Aside from hearing cases, the court is also responsible for administering the state's entire judicial system, establishing rules of operation for the state's other courts. The Oklahoma Supreme Court formulates the rules for the practice of law, which govern the conduct of attorneys, and it administers discipline in appropriate cases. Many of the justices make personal appearances to speak to members of the bar, civic clubs, and educational groups. These appearances are made to help citizens understand the court's workings and decision-making process. Justices are also called upon to administer official oaths of office to public officials.[13]

Ethics restrictions[edit]

Judicial officers are charged with maintaining the integrity and independence of the judiciary. Justices are required to be nonpartisan and are prohibited from using their office or powers to promote or assist any private interest. Justices may not hold offices in political parties, make speeches for candidates, or contribute to campaigns for political office.[14]

Justices are also forbidden from campaigning for their own re-election unless there is an active opposition to their retention of office. Even if a justices or judges are actively campaigning for retention, they can not personally raise funds for their campaign.

Current membership[edit]

The Justices of the Oklahoma Supreme Court are:

JusticeDistrictAppointedGovernorLaw SchoolBirth City
Chief Justice Tom Colbert6th2004Brad HenryUniversity of OklahomaOklahoma City, OK
Vice-Chief Justice John Reif1st2007Brad HenryUniversity of TulsaSkiatook, OK
Yvonne Kauger4th1984George NighOklahoma City UniversityColony, OK
Joseph Watt9th1992David WaltersUniversity of TexasAustin, TX
James Winchester5th2000Frank KeatingOklahoma City UniversityClinton, OK
James Edmondson7th2003Brad HenryGeorgetown UniversityKansas City, MO
Steven Taylor2nd2004Brad HenryUniversity of OklahomaHenyretta, OK
Doug Combs8th2010Brad HenryOklahoma City UniversityShawnee, OK
Noma Gurich3rd2011Brad HenryUniversity of OklahomaSouth Bend, IN

List of former justices[edit]

References[edit]

  1. ^ a b c d Okla Const. art. VII, § 4, Oklegal.net (accessed May 23, 2013)
  2. ^ a b Hoberock, Barbara.
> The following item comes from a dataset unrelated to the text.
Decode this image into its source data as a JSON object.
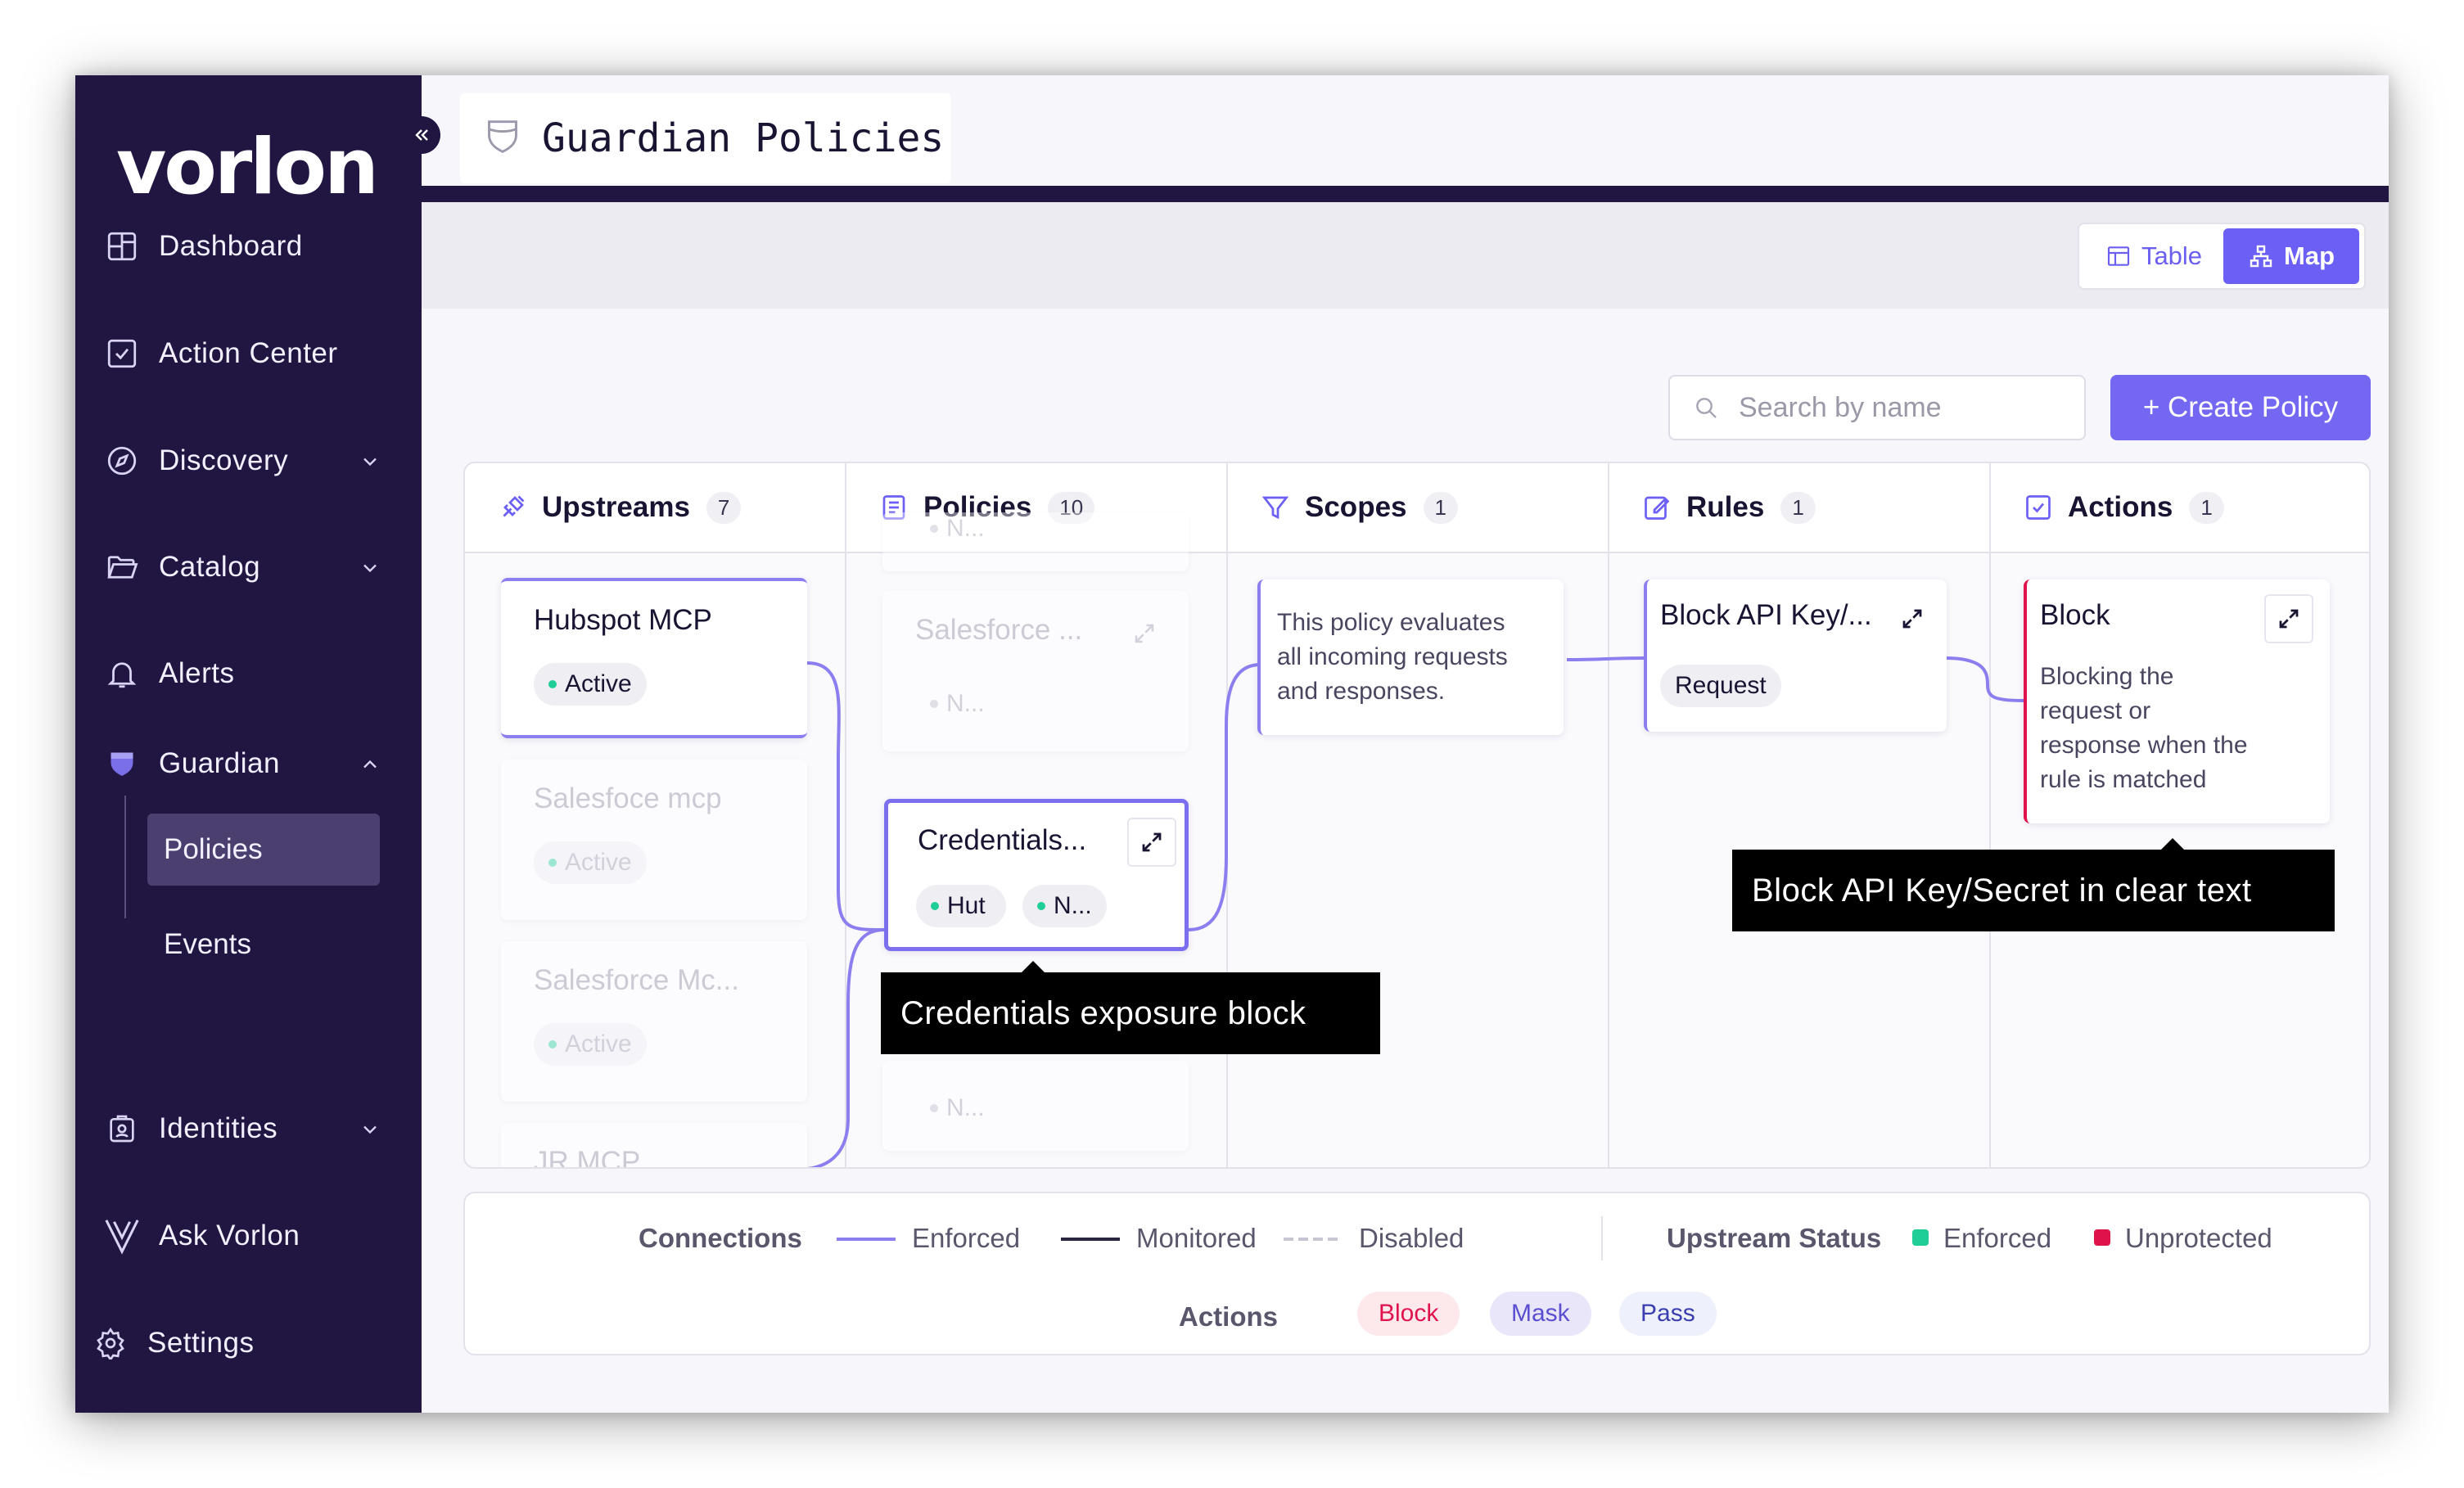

Oklahoma high courts move out of Capitol into Judicial Center, Tulsa World, July 31, 2011 (accessed May 15, 2013)
  3. ^ Stephens, Jerry E. "Judiciary," Encyclopedia of Oklahoma History and Culture (accessed May 22, 2013)
  4. ^ a b Oklahoma Capitol, Encyclopedia of Oklahoma History and Culture (accessed May 15, 2013)
  5. ^ a b Okla Const. art. VII, § 2, Oklegal.net (accessed May 23, 2013)
  6. ^ Okla Const. art. VII, § 3, Oklegal.net (accessed May 23, 2013)
  7. ^ Okla Const. art. VIIB, § 4, Oklegal.net (accessed May 23, 2013)
  8. ^ a b c Okla Const. art. VIIB, § 2
  9. ^ Oklahoma State Court Network. "The Oklahoma Appellate Courts". Retrieved 2010-04-21. 
  10. ^ Okla Const. art. VIIA, § 7 (accessed May 23, 2013)
  11. ^ Okla Const. art. VIII, § 3, Oklegal.net (accessed May 23, 2013)
  12. ^ Okla Const. art. VII, § 6 (accessed May 23, 2013)
  13. ^ Oklahoma State Court Network. "The Supreme Court and the Judicial System". Retrieved 2010-04-21. 
  14. ^ Okla Const. art. VIIB, § 6

External links[edit]

Coordinates: 35°29′32″N 97°30′12″W / 35.492282°N 97.503372°W / 35.492282; -97.503372